“I guess you’re not much acquainted with the interior of Southport Island,” put in Albert; and then going forward he brought back Uncle Terry, and introduced him to the crowd. By this time the “Gypsy” was almost down to the Cape, and under one bell, and the direction of Uncle Terry, she slowly steamed in. That worthy man had been looking over her, and his admiration was evident.

“A purty slick craft, boys,” he said to the party, as the “Gypsy’s” anchor ceased rattling out of the hawse-hole,-“a purty slick craft, an’ must ‘a’ cost a heap o’ money.”

Then as he pulled his own weather-beaten dory that had been towing astern along to the gangway, Albert stepped up to him and said in a low voice:

“Will you excuse me a little while, Mr. Terry? I want to change my clothes, and in an hour or so I will come ashore, and not only thank you for all your kindness, but make you a visit.”

When Uncle Terry had gone Albert related his experiences for the past eighteen hours to the party-that is, all but one incident, or rather surprise, and that he omitted for reasons best known to himself. Then nothing would do but they must all go ashore, and look the quaint little village over.

“I wish you would keep away from the lighthouse, boys,” Albert said, as they were getting into their boat. “Mr. Terry’s family are rather sensitive people and may not like to have a lot of us trooping around their place. I am going over there this afternoon to make a sketch, and then I’ll ask permission, and we’ll all go there some other day.”

He had whispered to Frank to remain on the yacht, and when the rest were gone he said to him: “Frank, I am going to confide something to you, and I want you to promise me on your honor not to hint it to any of our friends.” When that astonished young man had promised to keep mum, Albert continued, “The fact is, Frank, I’ve tumbled into an adventure, and fallen in love with a girl on sight, and without having exchanged ten words with her! She is Mr. Terry’s daughter, and has eyes that take your breath away, and a form like the Venus of Milo. She paints pictures that are a wonder, considering she never has taken a lesson, and has a face more bewitching than any woman’s I ever saw. It is like a painter’s dream.”

“Well, you have gone daft, old man,” replied the astonished Frank, breaking into a laugh in which Albert joined, and then adding with mischief in his eyes, “Does she take good care of her teeth and fingernails, Bert?”

Albert frowned. “Don’t for heaven’s sake mention her in the same breath with those cigarette-smoking blemishes on their sex!” he answered; and then he added more pleasantly, “But you haven’t heard it all yet. This unique old man, who saved me from sleeping all night in a thicket of briers, and who has opened his heart and home to me, has fallen into the clutches of-Nicholas Frye!”
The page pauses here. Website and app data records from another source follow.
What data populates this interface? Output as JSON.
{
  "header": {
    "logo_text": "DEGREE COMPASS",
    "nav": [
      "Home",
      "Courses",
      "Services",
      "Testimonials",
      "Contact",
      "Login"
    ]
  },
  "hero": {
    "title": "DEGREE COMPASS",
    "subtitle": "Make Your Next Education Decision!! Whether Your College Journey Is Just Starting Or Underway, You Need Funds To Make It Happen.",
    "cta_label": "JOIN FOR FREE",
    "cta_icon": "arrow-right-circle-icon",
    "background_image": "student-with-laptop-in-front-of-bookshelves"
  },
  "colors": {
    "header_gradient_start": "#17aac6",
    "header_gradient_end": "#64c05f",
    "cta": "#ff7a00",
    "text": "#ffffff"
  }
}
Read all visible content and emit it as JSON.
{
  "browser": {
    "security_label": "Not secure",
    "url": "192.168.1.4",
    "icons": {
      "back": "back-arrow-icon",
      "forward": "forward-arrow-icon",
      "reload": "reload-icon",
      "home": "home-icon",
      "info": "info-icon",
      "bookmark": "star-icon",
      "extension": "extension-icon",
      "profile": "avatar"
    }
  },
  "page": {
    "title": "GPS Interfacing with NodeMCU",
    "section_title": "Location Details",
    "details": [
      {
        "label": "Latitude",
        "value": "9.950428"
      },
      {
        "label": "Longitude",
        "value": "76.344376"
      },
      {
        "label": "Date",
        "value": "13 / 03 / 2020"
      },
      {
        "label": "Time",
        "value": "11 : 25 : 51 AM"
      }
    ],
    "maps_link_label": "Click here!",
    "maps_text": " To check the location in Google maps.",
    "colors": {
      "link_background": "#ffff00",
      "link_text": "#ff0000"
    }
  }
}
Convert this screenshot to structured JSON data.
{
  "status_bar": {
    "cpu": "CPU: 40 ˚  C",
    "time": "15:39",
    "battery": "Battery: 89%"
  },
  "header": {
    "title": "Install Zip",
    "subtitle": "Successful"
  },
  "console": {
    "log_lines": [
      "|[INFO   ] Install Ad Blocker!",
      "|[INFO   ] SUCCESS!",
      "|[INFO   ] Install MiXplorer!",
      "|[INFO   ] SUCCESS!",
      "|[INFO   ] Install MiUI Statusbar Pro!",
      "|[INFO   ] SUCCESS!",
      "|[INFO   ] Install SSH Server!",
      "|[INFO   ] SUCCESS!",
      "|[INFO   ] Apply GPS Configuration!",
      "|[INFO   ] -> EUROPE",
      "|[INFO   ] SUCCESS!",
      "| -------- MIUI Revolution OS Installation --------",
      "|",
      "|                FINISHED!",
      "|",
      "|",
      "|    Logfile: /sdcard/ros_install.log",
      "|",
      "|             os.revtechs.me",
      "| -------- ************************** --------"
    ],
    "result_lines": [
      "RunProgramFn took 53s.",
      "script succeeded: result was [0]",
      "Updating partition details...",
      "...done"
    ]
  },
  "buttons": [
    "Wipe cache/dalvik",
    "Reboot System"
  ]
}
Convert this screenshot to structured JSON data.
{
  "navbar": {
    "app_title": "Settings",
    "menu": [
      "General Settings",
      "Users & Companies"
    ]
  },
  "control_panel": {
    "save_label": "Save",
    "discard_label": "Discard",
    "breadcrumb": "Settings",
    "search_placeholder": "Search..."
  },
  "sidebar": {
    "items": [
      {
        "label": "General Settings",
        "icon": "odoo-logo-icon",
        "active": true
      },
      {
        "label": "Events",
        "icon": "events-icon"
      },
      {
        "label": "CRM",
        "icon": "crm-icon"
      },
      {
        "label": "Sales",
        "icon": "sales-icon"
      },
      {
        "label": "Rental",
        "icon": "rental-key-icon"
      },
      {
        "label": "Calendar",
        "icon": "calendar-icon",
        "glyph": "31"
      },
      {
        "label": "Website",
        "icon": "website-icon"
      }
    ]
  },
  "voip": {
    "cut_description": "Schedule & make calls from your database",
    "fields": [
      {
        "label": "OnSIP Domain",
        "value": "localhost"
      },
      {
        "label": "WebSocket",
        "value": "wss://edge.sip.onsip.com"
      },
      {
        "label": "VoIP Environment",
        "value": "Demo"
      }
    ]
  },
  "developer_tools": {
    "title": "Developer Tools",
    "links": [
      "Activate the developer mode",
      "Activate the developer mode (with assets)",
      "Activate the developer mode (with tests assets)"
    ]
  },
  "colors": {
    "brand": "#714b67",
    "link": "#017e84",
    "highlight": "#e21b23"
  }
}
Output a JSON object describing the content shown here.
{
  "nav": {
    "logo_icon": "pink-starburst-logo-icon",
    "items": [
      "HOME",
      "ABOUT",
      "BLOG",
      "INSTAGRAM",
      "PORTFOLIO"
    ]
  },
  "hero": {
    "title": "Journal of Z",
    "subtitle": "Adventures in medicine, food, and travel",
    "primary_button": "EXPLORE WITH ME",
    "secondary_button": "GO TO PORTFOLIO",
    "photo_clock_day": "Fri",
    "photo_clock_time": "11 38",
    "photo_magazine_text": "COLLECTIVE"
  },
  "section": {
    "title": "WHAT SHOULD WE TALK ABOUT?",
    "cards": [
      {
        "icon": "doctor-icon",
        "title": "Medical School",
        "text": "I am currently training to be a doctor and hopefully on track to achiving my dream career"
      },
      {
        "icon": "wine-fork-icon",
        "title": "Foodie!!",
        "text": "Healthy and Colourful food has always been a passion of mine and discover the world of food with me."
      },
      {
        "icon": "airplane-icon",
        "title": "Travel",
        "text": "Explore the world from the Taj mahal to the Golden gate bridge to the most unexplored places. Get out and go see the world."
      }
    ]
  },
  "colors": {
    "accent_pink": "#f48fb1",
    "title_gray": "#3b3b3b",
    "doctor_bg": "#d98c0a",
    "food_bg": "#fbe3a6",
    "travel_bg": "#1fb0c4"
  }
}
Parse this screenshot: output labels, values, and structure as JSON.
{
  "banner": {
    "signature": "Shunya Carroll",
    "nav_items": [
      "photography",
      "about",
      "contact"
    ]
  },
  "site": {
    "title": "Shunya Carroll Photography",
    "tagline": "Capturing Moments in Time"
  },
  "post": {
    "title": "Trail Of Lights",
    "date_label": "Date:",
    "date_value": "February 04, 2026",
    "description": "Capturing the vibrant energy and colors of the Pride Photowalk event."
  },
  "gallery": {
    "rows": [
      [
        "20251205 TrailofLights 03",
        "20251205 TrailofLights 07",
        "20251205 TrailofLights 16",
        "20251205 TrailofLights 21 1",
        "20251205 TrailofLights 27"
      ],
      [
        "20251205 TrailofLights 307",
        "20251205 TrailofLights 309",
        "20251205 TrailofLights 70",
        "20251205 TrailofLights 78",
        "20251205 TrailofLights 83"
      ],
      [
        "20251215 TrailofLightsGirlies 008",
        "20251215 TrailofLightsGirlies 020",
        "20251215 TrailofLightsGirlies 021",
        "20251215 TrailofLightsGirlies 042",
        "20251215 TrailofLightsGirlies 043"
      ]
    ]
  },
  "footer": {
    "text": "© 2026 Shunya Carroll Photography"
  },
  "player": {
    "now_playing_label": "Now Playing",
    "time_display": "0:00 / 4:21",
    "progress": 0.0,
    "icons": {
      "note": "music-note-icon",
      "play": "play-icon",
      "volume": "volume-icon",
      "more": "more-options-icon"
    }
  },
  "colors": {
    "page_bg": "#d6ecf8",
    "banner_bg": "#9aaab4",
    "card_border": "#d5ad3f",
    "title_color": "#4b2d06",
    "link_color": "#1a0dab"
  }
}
“Great Scott!” exclaimed Frank, “and how on earth did he ever find Frye, or Frye find him? Was your old man of the island hunting around Boston for some one to rob him?”

“That I do not know yet,” replied Albert; “all I know is that Mr. Terry has paid Frye about four hundred dollars, and, as he says, so far has nothing to show for it. What the business was I expect to learn later. Now what I am coming at is this: can’t you manage to leave me here for the rest of the day, or, better still, make it two days? I’ll tell the boys I’ve tumbled into a bit of law business, which is what I think will come out of it, and you can run down to Bar Harbor, or out to Monhegan and back here to-morrow night.”

“Well, I’ll do that gladly,” replied Frank; and then he added with a droll smile, “It will give you a chance to say a few sweet things to this girl with the wondrous eyes, eh, Bert?”

“Please don’t joke me about her before the rest of the crowd,” said Albert; “remember your promise!”

“Well, you told the truth when you said you had fallen in love with her, I guess,” observed Frank; “a fellow that feels that way about a girl must be in love.”

“My dear boy,” replied Albert, “what you say may be true, but I’ve not yet insisted upon her singing ‘Ben Bolt’ three times in one evening.”